(Dataset rows for apps and sites)
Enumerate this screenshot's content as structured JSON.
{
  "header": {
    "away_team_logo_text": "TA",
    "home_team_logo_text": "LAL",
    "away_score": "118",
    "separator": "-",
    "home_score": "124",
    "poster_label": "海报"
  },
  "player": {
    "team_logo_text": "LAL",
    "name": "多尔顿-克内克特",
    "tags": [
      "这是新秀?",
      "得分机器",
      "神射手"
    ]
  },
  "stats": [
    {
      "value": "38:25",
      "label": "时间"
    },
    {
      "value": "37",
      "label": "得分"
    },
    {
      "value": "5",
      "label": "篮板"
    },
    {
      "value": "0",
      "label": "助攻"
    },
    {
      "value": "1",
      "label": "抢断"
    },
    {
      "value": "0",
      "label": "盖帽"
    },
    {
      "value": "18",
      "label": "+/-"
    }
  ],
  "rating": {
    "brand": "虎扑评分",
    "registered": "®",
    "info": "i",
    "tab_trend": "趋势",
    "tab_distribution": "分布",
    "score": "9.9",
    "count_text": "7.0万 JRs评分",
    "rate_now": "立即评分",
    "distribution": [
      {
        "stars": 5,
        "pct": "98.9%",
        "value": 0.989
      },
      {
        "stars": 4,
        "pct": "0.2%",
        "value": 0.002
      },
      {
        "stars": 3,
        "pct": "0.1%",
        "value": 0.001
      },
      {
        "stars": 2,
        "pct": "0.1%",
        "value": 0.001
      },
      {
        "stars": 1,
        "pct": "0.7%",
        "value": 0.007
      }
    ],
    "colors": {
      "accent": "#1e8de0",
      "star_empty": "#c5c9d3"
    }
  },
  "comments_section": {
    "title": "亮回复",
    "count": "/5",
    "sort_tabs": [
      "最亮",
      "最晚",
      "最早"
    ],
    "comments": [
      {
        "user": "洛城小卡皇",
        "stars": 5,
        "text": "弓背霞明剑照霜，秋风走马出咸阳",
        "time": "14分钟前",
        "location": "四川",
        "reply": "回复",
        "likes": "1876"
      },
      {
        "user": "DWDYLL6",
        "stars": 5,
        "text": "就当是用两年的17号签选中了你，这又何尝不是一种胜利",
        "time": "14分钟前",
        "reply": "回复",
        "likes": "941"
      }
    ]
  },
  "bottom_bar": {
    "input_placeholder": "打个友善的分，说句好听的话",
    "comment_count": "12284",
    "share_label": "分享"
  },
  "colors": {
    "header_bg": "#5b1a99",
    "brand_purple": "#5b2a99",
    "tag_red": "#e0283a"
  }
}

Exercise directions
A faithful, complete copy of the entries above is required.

Solution for this problem
Enumerate this screenshot's content as structured JSON.
{
  "header": {
    "away_team_logo_text": "TA",
    "home_team_logo_text": "LAL",
    "away_score": "118",
    "separator": "-",
    "home_score": "124",
    "poster_label": "海报"
  },
  "player": {
    "team_logo_text": "LAL",
    "name": "多尔顿-克内克特",
    "tags": [
      "这是新秀?",
      "得分机器",
      "神射手"
    ]
  },
  "stats": [
    {
      "value": "38:25",
      "label": "时间"
    },
    {
      "value": "37",
      "label": "得分"
    },
    {
      "value": "5",
      "label": "篮板"
    },
    {
      "value": "0",
      "label": "助攻"
    },
    {
      "value": "1",
      "label": "抢断"
    },
    {
      "value": "0",
      "label": "盖帽"
    },
    {
      "value": "18",
      "label": "+/-"
    }
  ],
  "rating": {
    "brand": "虎扑评分",
    "registered": "®",
    "info": "i",
    "tab_trend": "趋势",
    "tab_distribution": "分布",
    "score": "9.9",
    "count_text": "7.0万 JRs评分",
    "rate_now": "立即评分",
    "distribution": [
      {
        "stars": 5,
        "pct": "98.9%",
        "value": 0.989
      },
      {
        "stars": 4,
        "pct": "0.2%",
        "value": 0.002
      },
      {
        "stars": 3,
        "pct": "0.1%",
        "value": 0.001
      },
      {
        "stars": 2,
        "pct": "0.1%",
        "value": 0.001
      },
      {
        "stars": 1,
        "pct": "0.7%",
        "value": 0.007
      }
    ],
    "colors": {
      "accent": "#1e8de0",
      "star_empty": "#c5c9d3"
    }
  },
  "comments_section": {
    "title": "亮回复",
    "count": "/5",
    "sort_tabs": [
      "最亮",
      "最晚",
      "最早"
    ],
    "comments": [
      {
        "user": "洛城小卡皇",
        "stars": 5,
        "text": "弓背霞明剑照霜，秋风走马出咸阳",
        "time": "14分钟前",
        "location": "四川",
        "reply": "回复",
        "likes": "1876"
      },
      {
        "user": "DWDYLL6",
        "stars": 5,
        "text": "就当是用两年的17号签选中了你，这又何尝不是一种胜利",
        "time": "14分钟前",
        "reply": "回复",
        "likes": "941"
      }
    ]
  },
  "bottom_bar": {
    "input_placeholder": "打个友善的分，说句好听的话",
    "comment_count": "12284",
    "share_label": "分享"
  },
  "colors": {
    "header_bg": "#5b1a99",
    "brand_purple": "#5b2a99",
    "tag_red": "#e0283a"
  }
}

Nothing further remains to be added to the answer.